bankruptcy

At German & Troyer we take our role as advisors seriously. At the initial free consultation we will review your entire financial situation. We ask that you bring some recent paychecks, last 2 years of tax returns, and your bills.

We will not rush through this consultation like those big Chicago firms who advertise on TV. We will advise as to bankruptcy and non-bankruptcy options. A typical consultation will last about one hour and the attorney that meets with you generally handles all aspects of your case.

If you decided to file bankruptcy there are two chapters that most debtors use to file. A chapter 7 that wipes out most consumer debts and Chapter 13 is a repayment form of Bankruptcy.

Chapter 7

The Court costs for a chapter 7 are $306.00 which can be paid in installments. Once your case is filed a trustee is appointed and court date is set called the 341 Meeting of Creditors. At this meeting the Trustee and Creditors may ask you questions under oath about your financial situation. It is very rare that a creditor shows up.

The Trustee is looking to see if you have any assets that could be seized to help pay creditors some of the debt. As a debtor in Wisconsin you may use federal or state exemptions to protect your property from the Trustee. In the majority of cases the Debtor loses no property and a no asset report is filed with the Court and discharge is entered approximately 60 days after this Court hearing.

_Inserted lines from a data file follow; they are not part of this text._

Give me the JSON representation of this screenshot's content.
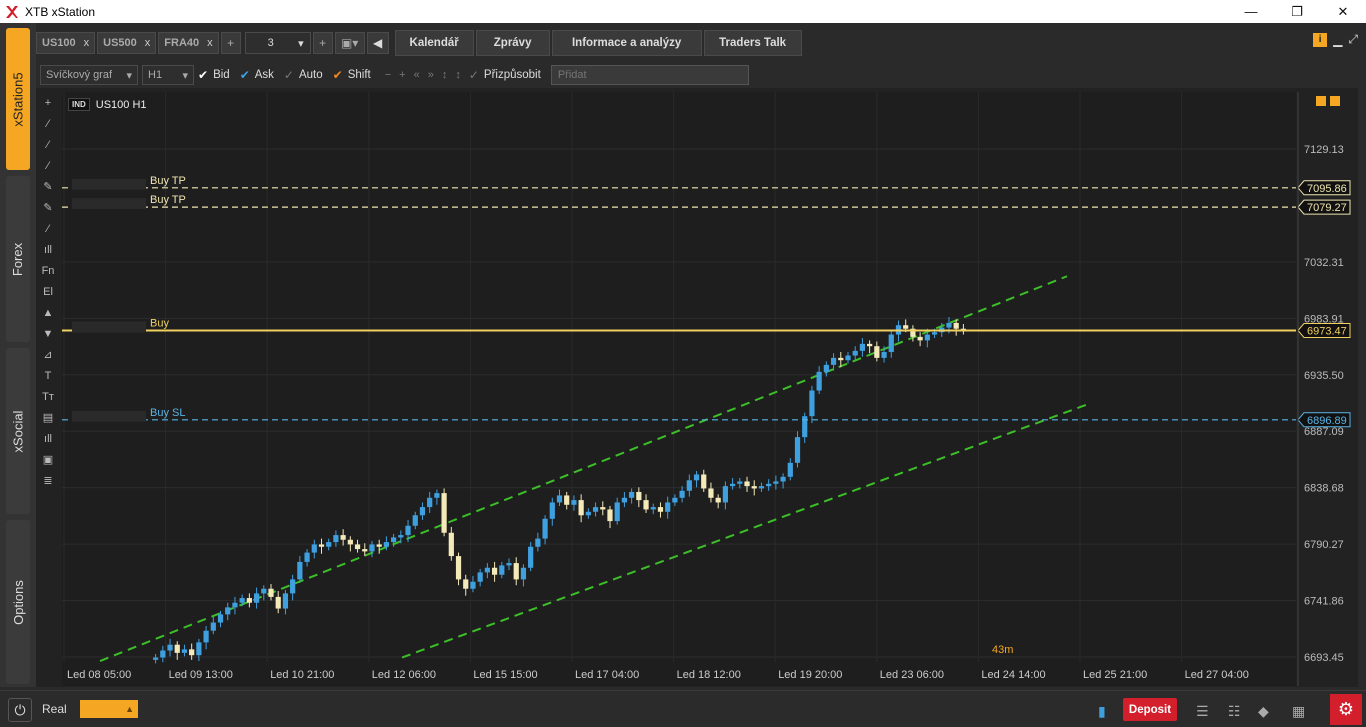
{
  "window": {
    "title": "XTB xStation",
    "controls": [
      "—",
      "❐",
      "✕"
    ]
  },
  "left_rail": {
    "tabs": [
      {
        "label": "xStation5",
        "active": true
      },
      {
        "label": "Forex",
        "active": false
      },
      {
        "label": "xSocial",
        "active": false
      },
      {
        "label": "Options",
        "active": false
      }
    ]
  },
  "top_bar": {
    "symbol_tabs": [
      {
        "label": "US100",
        "close": "x"
      },
      {
        "label": "US500",
        "close": "x"
      },
      {
        "label": "FRA40",
        "close": "x"
      }
    ],
    "add_tab": "+",
    "layout_count": "3",
    "layout_add": "+",
    "nav_tabs": [
      "Kalendář",
      "Zprávy",
      "Informace a analýzy",
      "Traders Talk"
    ]
  },
  "toolbar": {
    "chart_type": "Svíčkový graf",
    "timeframe": "H1",
    "checks": [
      {
        "label": "Bid",
        "state": "on"
      },
      {
        "label": "Ask",
        "state": "blue"
      },
      {
        "label": "Auto",
        "state": "off"
      },
      {
        "label": "Shift",
        "state": "orange"
      }
    ],
    "fit_label": "Přizpůsobit",
    "add_placeholder": "Přidat"
  },
  "draw_tools": [
    "+",
    "⁄",
    "⁄",
    "⁄",
    "✎",
    "✎",
    "⁄",
    "ıll",
    "Fn",
    "El",
    "▲",
    "▼",
    "⊿",
    "T",
    "Tт",
    "▤",
    "ıll",
    "▣",
    "≣"
  ],
  "chart": {
    "badge": "IND",
    "symbol_label": "US100 H1",
    "countdown": "43m",
    "orders": [
      {
        "label": "Buy  TP",
        "price": "7095.86"
      },
      {
        "label": "Buy  TP",
        "price": "7079.27"
      },
      {
        "label": "Buy",
        "price": "6973.47"
      },
      {
        "label": "Buy  SL",
        "price": "6896.89"
      }
    ]
  },
  "chart_data": {
    "type": "candlestick",
    "title": "US100 H1",
    "y_ticks": [
      "7129.13",
      "7032.31",
      "6983.91",
      "6935.50",
      "6887.09",
      "6838.68",
      "6790.27",
      "6741.86",
      "6693.45"
    ],
    "x_ticks": [
      "Led 08 05:00",
      "Led 09 13:00",
      "Led 10 21:00",
      "Led 12 06:00",
      "Led 15 15:00",
      "Led 17 04:00",
      "Led 18 12:00",
      "Led 19 20:00",
      "Led 23 06:00",
      "Led 24 14:00",
      "Led 25 21:00",
      "Led 27 04:00"
    ],
    "ylim": [
      6693.45,
      7129.13
    ],
    "price_lines": [
      {
        "label": "Buy TP",
        "value": 7095.86,
        "color": "#f0e6b0"
      },
      {
        "label": "Buy TP",
        "value": 7079.27,
        "color": "#f0e6b0"
      },
      {
        "label": "Buy",
        "value": 6973.47,
        "color": "#f0d060"
      },
      {
        "label": "Buy SL",
        "value": 6896.89,
        "color": "#5ab4e6"
      }
    ],
    "channel": {
      "upper": [
        [
          0,
          6690
        ],
        [
          1005,
          7020
        ]
      ],
      "lower": [
        [
          340,
          6693
        ],
        [
          1025,
          6910
        ]
      ]
    },
    "closes": [
      6693,
      6699,
      6704,
      6697,
      6700,
      6695,
      6706,
      6716,
      6723,
      6730,
      6736,
      6740,
      6744,
      6740,
      6748,
      6752,
      6745,
      6735,
      6748,
      6760,
      6775,
      6783,
      6790,
      6788,
      6792,
      6798,
      6794,
      6790,
      6786,
      6784,
      6790,
      6788,
      6792,
      6796,
      6798,
      6806,
      6815,
      6822,
      6830,
      6834,
      6800,
      6780,
      6760,
      6752,
      6758,
      6766,
      6770,
      6764,
      6772,
      6774,
      6760,
      6770,
      6788,
      6795,
      6812,
      6826,
      6832,
      6824,
      6828,
      6815,
      6818,
      6822,
      6820,
      6810,
      6826,
      6830,
      6835,
      6828,
      6820,
      6822,
      6818,
      6826,
      6830,
      6836,
      6845,
      6850,
      6838,
      6830,
      6826,
      6840,
      6842,
      6844,
      6840,
      6838,
      6840,
      6842,
      6844,
      6848,
      6860,
      6882,
      6900,
      6922,
      6938,
      6944,
      6950,
      6948,
      6952,
      6956,
      6962,
      6960,
      6950,
      6955,
      6970,
      6978,
      6975,
      6968,
      6965,
      6970,
      6972,
      6976,
      6980,
      6975,
      6973
    ]
  },
  "bottom_bar": {
    "account_label": "Real",
    "deposit_label": "Deposit"
  }
}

Chapter 13

If you are filing a Chapter 13 bankruptcy, a proposed repayment plan must also be submitted. After reasonable monthly expenses have been paid, how much money will you have left over to put toward your outstanding bills? And how will this money be divvied up among those you owe?

  • Priority claims (such as taxes and back child support) must be paid in full;
  • Unsecured debts (like credit card debt and medical bills) are usually paid in part for as little as 1 cent on the dollar.
  • Short term secured debts (less than 60 months) will be paid with interest through the plan.Long term debt, like your home, is paid outside the plan.An arrearage (missed payments) on long term debt may be paid in full through the plan at no interest.


      All disposable income must be paid into the plan for at least three years. You may by choice or could be required under the law to use up to five years in order to meet the second test that you pay at least as much as in a Chapter 7.

      If you have filed Chapter 13, you must begin making your plan payments. Generally these payments will be withdrawn directly from your wages and you or your attorney should arrange with the court for these payments to be deducted from your wages.

      The Court costs for a chapter 13 are $281.00. Once your case is filed a trustee is appointed and court date is set called the 341 Meeting of Creditors. At this meeting the Trustee and Creditors may ask you questions under oath about your financial situation. It is very rare that a creditor shows up. The trustee is reviewing to make sure that the plan was filed in good faith and the that all disposable income above allowed expenses is paid into the plan.

      The 2005 Bankruptcy Act requires all individual debtors who file bankruptcy on or after October 17, 2005, to undergo credit counseling within six months before filing for bankruptcy relief and to complete a financial management instructional course after filing bankruptcy.

      2005 Bankruptcy Act Means Test

      Under the 2005 Bankruptcy Act you income and expenses will be analyzed to determine if you qualify to file a Chapter 7 or if you must file Chapter 13. To apply the means test, the courts will look at the average income for the 6 months prior to filing and compare it to the median income for that state. If the income is below the median, then you may choose Chapter 7. If your income exceeds the median, the remaining parts of the means test will be applied to determine if you can file Chapter 7 or if you must file Chapter 13.

      Paperwork needed:

      • You should also collect your tax returns both state and federal for the last two years
      • Recorded deeds and recorded mortgages to any real estate you own
      • Property tax bills for any real estate you own
      • Your car(s) titles, if your car was purchased after July 30, 2012 then you will not have the title and we will need the registration information.
      • Last 2 years of tax returns, both state and federal.
      • Proof of income in the 6 months prior to filing.